(What needs to be done) All of the entries below need repeating exactly, apart from their images.

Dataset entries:
--

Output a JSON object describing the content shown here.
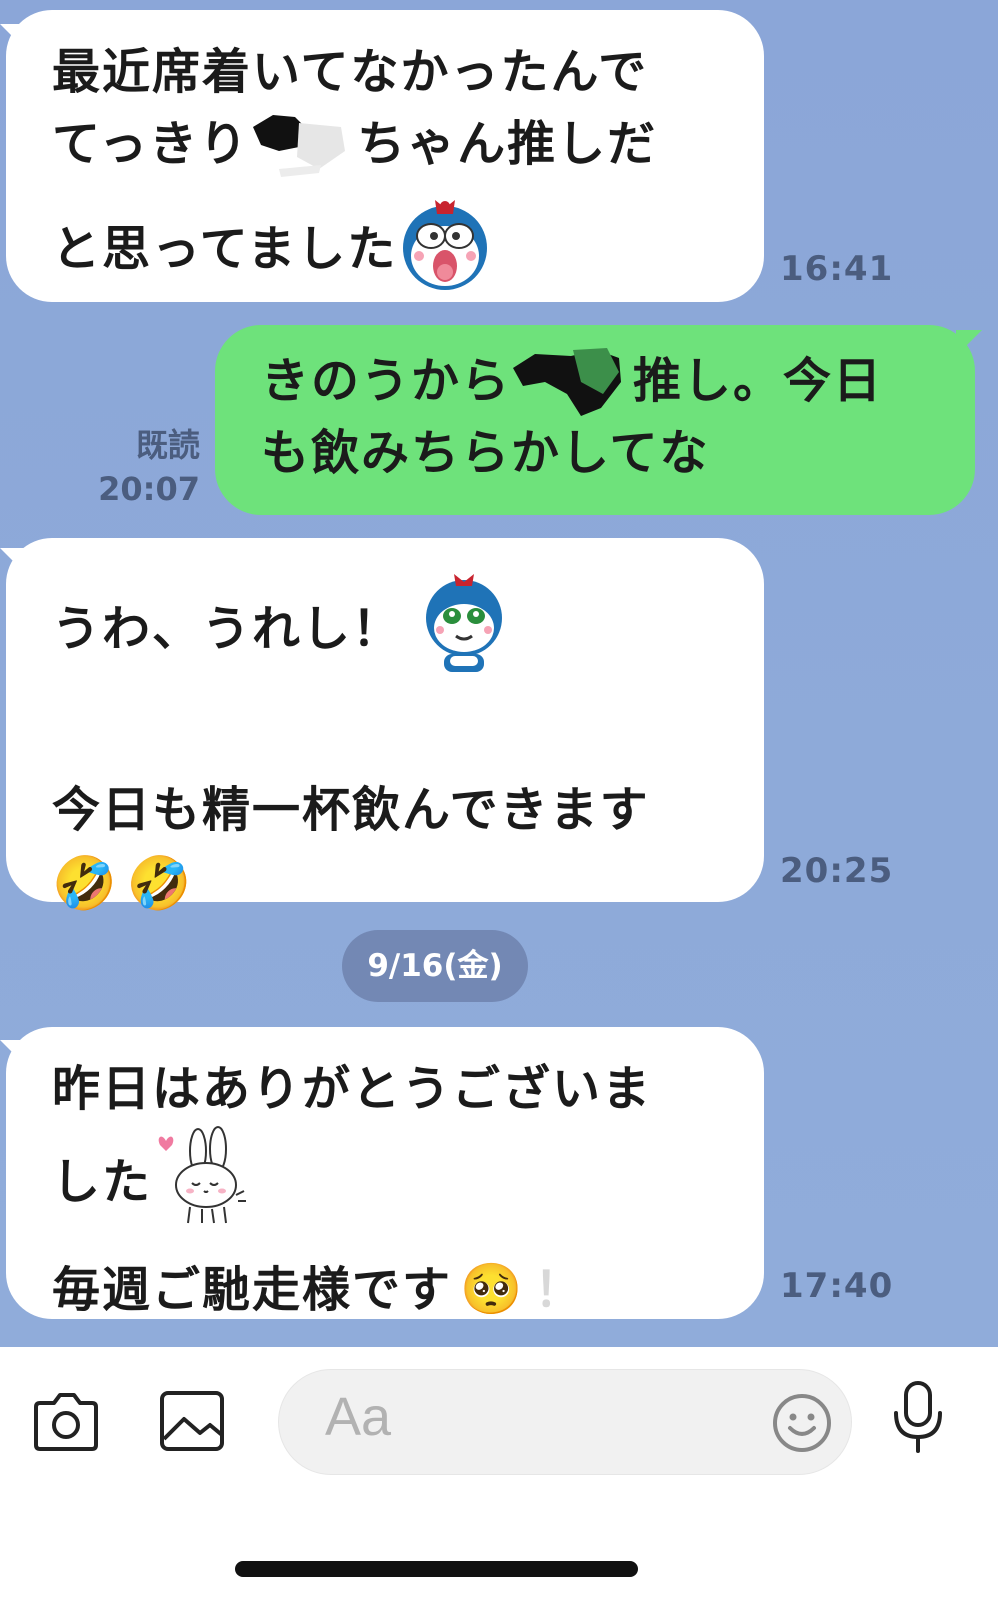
{
  "messages": [
    {
      "direction": "in",
      "lines": [
        "最近席着いてなかったんで",
        "てっきり",
        "ちゃん推しだ",
        "と思ってました"
      ],
      "sticker": "kokin-chan-shocked-sticker",
      "time": "16:41"
    },
    {
      "direction": "out",
      "lines": [
        "きのうから",
        "推し。今日",
        "も飲みちらかしてな"
      ],
      "read_label": "既読",
      "time": "20:07"
    },
    {
      "direction": "in",
      "lines": [
        "うわ、うれし！",
        "今日も精一杯飲んできます"
      ],
      "sticker": "kokin-chan-smiling-sticker",
      "emoji": "🤣🤣",
      "time": "20:25"
    },
    {
      "direction": "in",
      "lines": [
        "昨日はありがとうございま",
        "した",
        "毎週ご馳走様です"
      ],
      "sticker": "bunny-bowing-sticker",
      "emoji": "🥺",
      "exclaim": "！",
      "time": "17:40"
    }
  ],
  "date_divider": "9/16(金)",
  "input_bar": {
    "placeholder": "Aa",
    "icons": [
      "camera-icon",
      "image-icon",
      "emoji-icon",
      "microphone-icon"
    ]
  },
  "colors": {
    "background": "#8ba6d8",
    "incoming_bubble": "#ffffff",
    "outgoing_bubble": "#6ee27b",
    "date_pill": "#7388b4"
  }
}
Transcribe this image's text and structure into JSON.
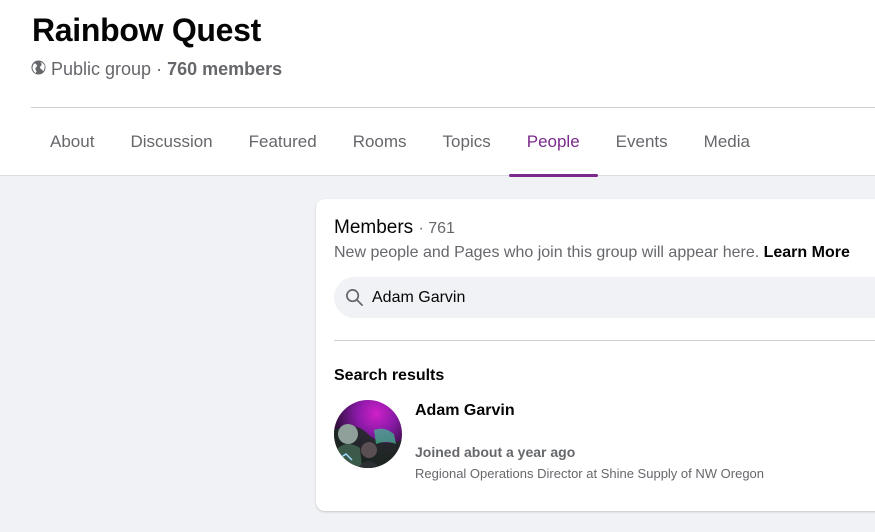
{
  "group": {
    "name": "Rainbow Quest",
    "privacy": "Public group",
    "separator": "·",
    "member_count": "760 members"
  },
  "tabs": [
    {
      "label": "About"
    },
    {
      "label": "Discussion"
    },
    {
      "label": "Featured"
    },
    {
      "label": "Rooms"
    },
    {
      "label": "Topics"
    },
    {
      "label": "People",
      "active": true
    },
    {
      "label": "Events"
    },
    {
      "label": "Media"
    }
  ],
  "members": {
    "title": "Members",
    "count": "· 761",
    "description": "New people and Pages who join this group will appear here.",
    "learn_more": "Learn More"
  },
  "search": {
    "value": "Adam Garvin",
    "icon": "search-icon"
  },
  "results": {
    "title": "Search results",
    "items": [
      {
        "name": "Adam Garvin",
        "joined": "Joined about a year ago",
        "job": "Regional Operations Director at Shine Supply of NW Oregon"
      }
    ]
  },
  "colors": {
    "accent": "#7b2a8b",
    "secondary_text": "#65676b",
    "page_bg": "#f0f2f5"
  }
}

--

(Expected answer)
Output a JSON object describing the content shown here.
{
  "messages": [
    {
      "direction": "in",
      "lines": [
        "最近席着いてなかったんで",
        "てっきり",
        "ちゃん推しだ",
        "と思ってました"
      ],
      "sticker": "kokin-chan-shocked-sticker",
      "time": "16:41"
    },
    {
      "direction": "out",
      "lines": [
        "きのうから",
        "推し。今日",
        "も飲みちらかしてな"
      ],
      "read_label": "既読",
      "time": "20:07"
    },
    {
      "direction": "in",
      "lines": [
        "うわ、うれし！",
        "今日も精一杯飲んできます"
      ],
      "sticker": "kokin-chan-smiling-sticker",
      "emoji": "🤣🤣",
      "time": "20:25"
    },
    {
      "direction": "in",
      "lines": [
        "昨日はありがとうございま",
        "した",
        "毎週ご馳走様です"
      ],
      "sticker": "bunny-bowing-sticker",
      "emoji": "🥺",
      "exclaim": "！",
      "time": "17:40"
    }
  ],
  "date_divider": "9/16(金)",
  "input_bar": {
    "placeholder": "Aa",
    "icons": [
      "camera-icon",
      "image-icon",
      "emoji-icon",
      "microphone-icon"
    ]
  },
  "colors": {
    "background": "#8ba6d8",
    "incoming_bubble": "#ffffff",
    "outgoing_bubble": "#6ee27b",
    "date_pill": "#7388b4"
  }
}
Transcribe this image's text and structure into JSON.
{
  "group": {
    "name": "Rainbow Quest",
    "privacy": "Public group",
    "separator": "·",
    "member_count": "760 members"
  },
  "tabs": [
    {
      "label": "About"
    },
    {
      "label": "Discussion"
    },
    {
      "label": "Featured"
    },
    {
      "label": "Rooms"
    },
    {
      "label": "Topics"
    },
    {
      "label": "People",
      "active": true
    },
    {
      "label": "Events"
    },
    {
      "label": "Media"
    }
  ],
  "members": {
    "title": "Members",
    "count": "· 761",
    "description": "New people and Pages who join this group will appear here.",
    "learn_more": "Learn More"
  },
  "search": {
    "value": "Adam Garvin",
    "icon": "search-icon"
  },
  "results": {
    "title": "Search results",
    "items": [
      {
        "name": "Adam Garvin",
        "joined": "Joined about a year ago",
        "job": "Regional Operations Director at Shine Supply of NW Oregon"
      }
    ]
  },
  "colors": {
    "accent": "#7b2a8b",
    "secondary_text": "#65676b",
    "page_bg": "#f0f2f5"
  }
}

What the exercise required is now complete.